The owners agree in writing on practice goals, with a planning horizon that may stretch 10 years or longer. The depth of this plan should be in keeping with your aspirations, scale and environment. For the typical $5 million private practice, a thorough strategic plan runs about 15 pages and describes the current and expected health-care delivery environment you work in, your service area and your desired service mix (ie, areas you want to get into or avoid).

Your plan will spell out the desired provider mix (ie, the MD:OD ratio) and growth rate targets. This plan should be updated annually by the board, even in a solo practice, and a summary version should be shared with even the most junior staff so they have a context for understanding their manager’s priority tasks.

3. LIST OF NEAR-TERM TACTICAL PRIORITIES

The management team, following and aligned with the strategic plan, should list the current year’s chief objectives and action. For example, if the strategic goal is to ramp up clinical and surgical volumes, several actions may be needed: increased outreach efforts, additions to staff, adding an extra exam room or two and the like.

To increase the odds of completion, each tactical priority should have a declared deadline and name the person responsible for it. Strategic plans without an underlying tactical priority list are as ineffective as tactical lists without an underlying strategic plan. Both work together to aid alignment and accountability.

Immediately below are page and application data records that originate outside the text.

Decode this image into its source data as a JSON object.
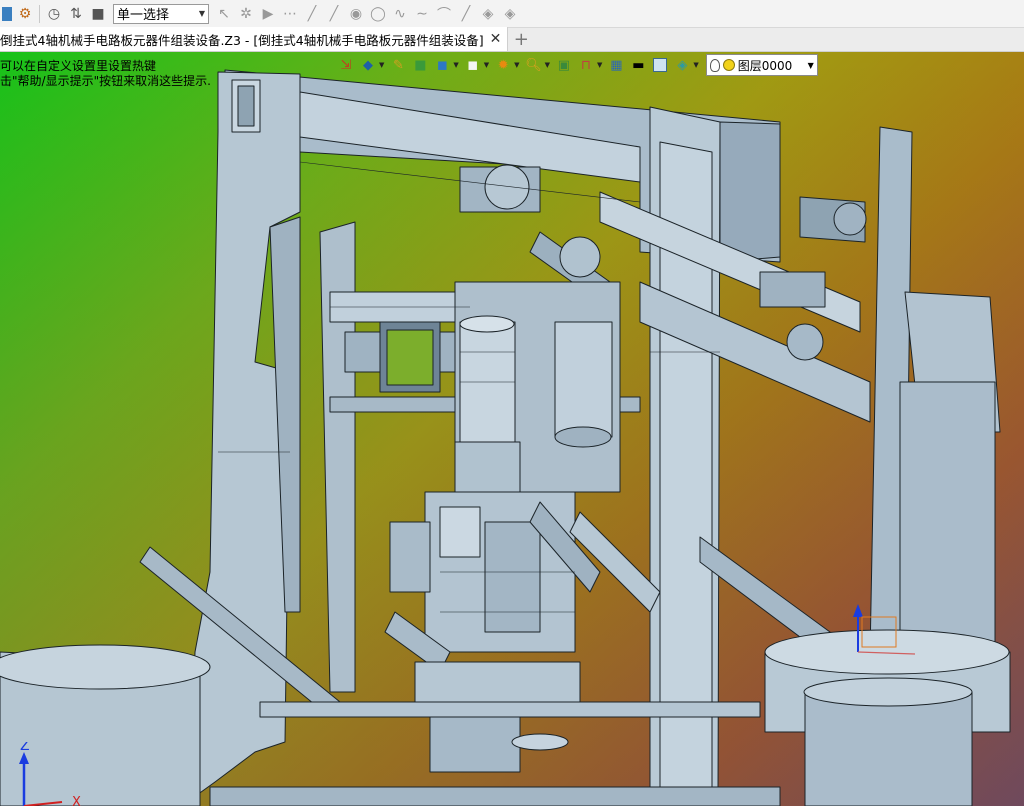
{
  "toolbar": {
    "select_value": "单一选择",
    "icons": [
      "app-icon",
      "settings-icon",
      "history-icon",
      "filter-icon",
      "stop-icon",
      "pointer-icon",
      "gear-icon",
      "play-icon",
      "point-icon",
      "line-icon",
      "line2-icon",
      "circle-icon",
      "circle2-icon",
      "curve-icon",
      "arc-icon",
      "pen-icon",
      "shape-icon",
      "shape2-icon"
    ]
  },
  "tabs": {
    "active_label": "倒挂式4轴机械手电路板元器件组装设备.Z3 - [倒挂式4轴机械手电路板元器件组装设备]",
    "close": "✕",
    "add": "+"
  },
  "hints": {
    "line1": "可以在自定义设置里设置热键",
    "line2": "击\"帮助/显示提示\"按钮来取消这些提示."
  },
  "viewport_toolbar": {
    "layer_name": "图层0000"
  },
  "axes": {
    "z_label": "Z",
    "x_label": "X"
  },
  "colors": {
    "model": "#b9cad6",
    "model_dark": "#8fa4b3",
    "edge": "#1b2328"
  }
}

4. OPERATIONS DOCUMENTATION

We visit some practices where the staff have no documentation to guide how they do their jobs. Everyone just “wings it.” Operations are different from one office satellite to the next. Each optical branch does their own buying on a whim. Sometimes even the most mundane operations documentation — the personnel manual and job descriptions — are absent.

In the typical private practice, it takes a few hundred pages to spell everything out. Operations manuals, if they are used regularly and updated, align staff at several levels. They are the training document used to assure that new workers learn how YOU want the job done. They are a process auditing tool, so you can check to make sure staff are not drifting or cutting corners. And they are a handy refresher course, valuable for even the most experienced worker.

5. CLINICAL CARE PATHWAYS

There are reasonable differences from one doctor to the next in how a given patient’s care should be administered. Some doctors want tests before the exam, while others want tests after the exam. Some prescribe drugs or a surgical maneuver that others avoid.

But, in the best practices we see, the providers compare notes and agree to the greatest extent possible on how patients should be worked up, examined and treated. In a clinically aligned practice, staff training is easier as staff don’t have to learn multiple ways to work up the same patient for different doctors. And, if care pathways are combined with regular quality assurance auditing, patient care and provider skills all improve.

6. STAFF MANAGEMENT AND HUMAN RESOURCE POLICIES

Every new hire should only be undertaken with a clear, written position description. New staff should be on-boarded from a checklist. Personnel policies should be clear and uniformly enforced. Performance reviews should be regularly and fairly applied with enough oversight from the administrator to assure that standards are uniformly imposed from one department to the next.

7. REGULAR, EFFECTIVE MEETINGS

We are a social species. Most of us enjoy gathering with our practice tribe and comparing notes. But practice meetings at every level (board meetings, management team meetings, department-level meetings) are often dull and inefficient. If this is true of your practice meetings, compare yourself to this checklist:

  • Meetings are held at appropriate intervals (typical: bi-weekly for managers, monthly for the board and quarterly of all-hands).
  • A written agenda is distributed well in advance.
  • Every meeting has something that keeps attendees engaged; examples include a guest speaker, a group exercise, positive announcements and abundant praise and recognition.
  • A strong leader is clearly in charge of the meeting.
  • Issues are “brought in for a landing” ... not just glossed over.
  • Board meetings use Robert’s Rules of Order (especially: motions and formal discussions and votes).
  • Follow-up minutes of appropriate detail are distributed. OM